Acta Medica, vol.48, no.1, pp.1, 2017 (Peer-Reviewed Journal)

  • Publication Type: Article / Letter
  • Volume: 48 Issue: 1
  • Publication Date: 2017
  • Journal Name: Acta Medica
  • Journal Indexes: TR DİZİN (ULAKBİM)
  • Page Numbers: pp.1
  • Hacettepe University Affiliated: Yes

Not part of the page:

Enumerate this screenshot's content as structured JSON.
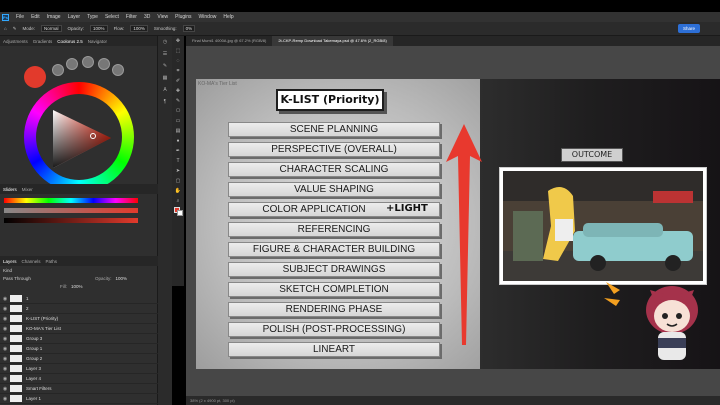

At Hacettepe University Oncology Hospital, chemotherapy treatments are carried out in daily treatment units except in patients who receive high dose or long-term infusion chemotherapy as in-patients. Patients who receive chemotherapy at the hospital and are then discharged usually experience chemotherapy toxicity at their homes. Initial dose toxicity assessment is performed by the evaluation of the present state, while continuing courses are evaluated by assessing the patient’s issues with the previous dose of chemotherapy. Evaluation is done according to our “Toxicity Evaluation Form” updated in 2014 and adapted from the “Common Terminology Criteria for Adverse Events (CTAAE) version 4.0”. With this form we evaluate symptoms such as nausea, vomiting, loss of appetite, bone marrow suppression (anemia, leukopenia, thrombocytopenia), hair loss, mucositis, skin problems, sleep withdrawal, neurological problems, pain, eye problems, malaise, fatigue, sexual problems, weight loss, psychiatric problems which are common issues in patients who receive chemotherapy. This evaluation can lead to dose modifications which in turn may assist in the early diagnosis, control and prevention of possible toxicities. We, as oncology nurses, are responsible for primarily notifying the patient’s physician about any toxicity we may find, and implementing any medical treatment to prevent or eliminate said toxicity. Also, we should plan courses to educate patients in nonpharmacological methods that may assist in reducing or eliminating these symptoms. Although we educate patients about general chemotherapy and symptom management at the time of diagnosis; we have observed that continued education about symptoms that the patient has experienced increases their participation in the process, thus improving compliance. In conclusion, toxicity evaluation is accepted as a step in determining chemotherapy induced symptoms. Effective education of the patient and the implementation of nursing practices in the control of symptoms positively effects treatment success and also increases the quality of life of patients